How to read news on Glioblastoma Multiforme

9 February 2020 2 By Roberto Pugliese

I was trying to figure out what to write. Anyone who knows me knows that for this year I set out to write at least one news item per week as well as carrying on the project to enhance the chatbot by transforming it into a kind of advisor, gathering the news of each month’s research into a single news item, translating into Italian when ready the 2020 edition of the guide and develop an Italian version of the Virtual Trial of the Musella foundation, attract new collaborations to improve the site and raise awareness about this pathology.

Many visitors are reporting several interesting news to me but today I wanted to take a step back and reflect with the help of some case studies.

Anyone who is confronted with a glioblastoma multiforme directly as a patient or indirectly as a relative or friend of a patient is constantly looking for news that will give him/her hope.

With this article I propose to give some useful advice to be able to correctly interpret what we read, the risk is in fact to run into fake news or worse in those who will leverage your pain and your fear to sell you a hope.

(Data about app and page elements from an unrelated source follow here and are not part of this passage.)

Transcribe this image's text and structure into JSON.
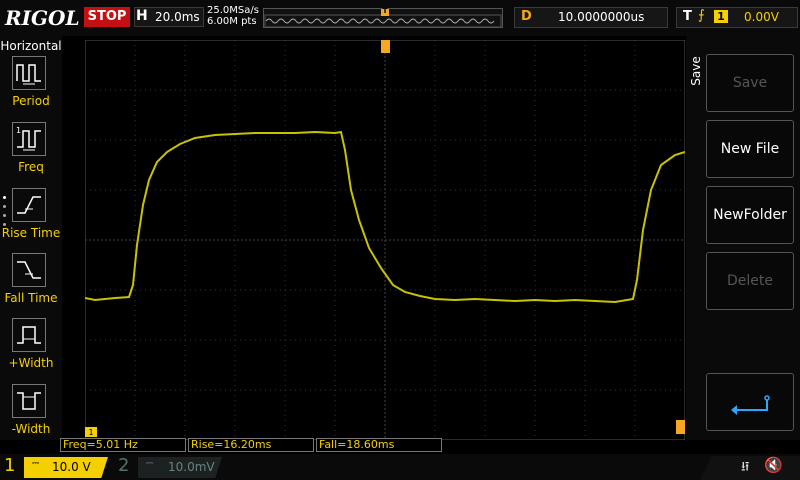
{
  "brand": "RIGOL",
  "run_state": "STOP",
  "horizontal": {
    "letter": "H",
    "time_scale": "20.0ms",
    "sample_rate": "25.0MSa/s",
    "memory_depth": "6.00M pts",
    "trigger_marker": "T"
  },
  "delay": {
    "letter": "D",
    "value": "10.0000000us"
  },
  "trigger": {
    "letter": "T",
    "edge_symbol": "⨍",
    "source": "1",
    "level": "0.00V"
  },
  "left_menu": {
    "title": "Horizontal",
    "items": [
      {
        "label": "Period",
        "icon": "period-icon"
      },
      {
        "label": "Freq",
        "icon": "frequency-icon"
      },
      {
        "label": "Rise Time",
        "icon": "rise-time-icon"
      },
      {
        "label": "Fall Time",
        "icon": "fall-time-icon"
      },
      {
        "label": "+Width",
        "icon": "positive-width-icon"
      },
      {
        "label": "-Width",
        "icon": "negative-width-icon"
      }
    ]
  },
  "right_menu": {
    "title": "Save",
    "buttons": [
      {
        "label": "Save",
        "enabled": false
      },
      {
        "label": "New File",
        "enabled": true
      },
      {
        "label": "NewFolder",
        "enabled": true
      },
      {
        "label": "Delete",
        "enabled": false
      }
    ],
    "back_icon": "return-arrow-icon"
  },
  "measurements": {
    "freq": "Freq=5.01 Hz",
    "rise": "Rise=16.20ms",
    "fall": "Fall=18.60ms"
  },
  "channels": {
    "ch1": {
      "number": "1",
      "coupling_symbol": "⎓",
      "scale": "10.0 V"
    },
    "ch2": {
      "number": "2",
      "coupling_symbol": "⎓",
      "scale": "10.0mV"
    }
  },
  "markers": {
    "ch1_ground": "1"
  },
  "status_icons": [
    "usb-icon",
    "speaker-muted-icon"
  ],
  "colors": {
    "ch1": "#f5d000",
    "accent": "#f5a623",
    "stop": "#c41010"
  }
}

First, then, look for as much news about a fact as possible, evaluate the relevance of the sources and look for scientific articles that talk about it. Knowing that something has healed a person does not mean much: at least you need to know how many people have tried it and how many have had a positive effect. Suspect if these data are not available because often they are not available because this often means that the therapy works worse than the standard one.

Immediately afterwards it is important to understand if the news can be useful for you, or rather, when it can be useful for you, because time is an important factor for diseases such as glioblastoma. We know that between the pre-clinical phase, phase 1, phase 2, phase 3 and launch, it takes at least 10 years for a new idea to arrive on the market and unexpected exponential accelerations are really rare.

The news reported these days on the super T cell that can defeat all the tumors that we have read in different articles is certainly true (different sources, authoritative institutes, scientific articles) and has to do with immunotherapy, CAR-T, the MR1 receptor and it is certainly potentially interesting but it is a pre-clinical experiment therefore not very significant for those who today face a glioblastoma.

Another interesting case is the story of Joe Tippens. In short, this man (who works in the business banking sector) in 2016 had been given 3 months to live due to lung cancer with metastasis in different parts of the body. He was enrolled in a trial at MD Anderson that would extend his life expectancy to 12 months to the maximum. But the unexpected happens: he is still alive and cancer free on January 15 of this year as you can read on his blog, he is the only survivor of a thousand patients who participated in the trial and it seems that the only difference that can explain the fact (besides evidently the specificity of the person) is a drug that Joe has taken without the knowledge of the MD doctors Anderson.

Joe Tippens’ blog says that a scientist from Merck Animal Health (veterinary research center) was doing cancer research by injecting different types of cancer in mice when he came across a medicine to treat dog parasites. which healed most of the mice. A few months later, this same researcher was diagnosed with glioblastoma multiforme which he treated with the same drug for dogs. Joe then took the same drug: FENBEN.

This news was taken from the Daily Mail and the online magazine of Oklahoma State University. In fact, the FENBEN dog drug molecule, Fenbendazole, seems to have interesting anticancer properties as confirmed by an article appeared in the prestigious journal Nature and a very similar molecule has proved useful at least in the pre-clinical phase for glioblastoma multiforme as confirmed from another scientific publication. It seams that the Oklahoma Medical Research Foundation has taken this seriously and has started a study that has so far collected around forty clinical cases of patients who have successfully used this drug. The immediate result is that the sales of the drug have grown enormously in the world leading to double the cost in a few days from 5$ to 10$ per pack.

Could this news be interesting today for anyone facing a multiform glioblastoma? It may be interesting for those who have chosen to follow the Ben Williams approach which in summary consists of taking a cocktail of off-label drugs that have proven to be somewhat effective against glioblastoma (for example, passing phase 1 or phase 2) and whose toxicity is tolerable.

So what to do? Rushing to buy FENBEN? Difficult to say. Certainly whatever your decision is, it is important to be followed by a trusted doctor who can help you understand the degree of toxicity of the off-label drugs you intend to take and their level of interference with the therapy you are following. There is therefore no recipe that is suitable for anyone because the human body is very complex and the same glioblastoma multiforme is complex and potentially different in different patients but it is certain that the famous saying “hope is the last to die” has a much deeper meaning than you can imagine.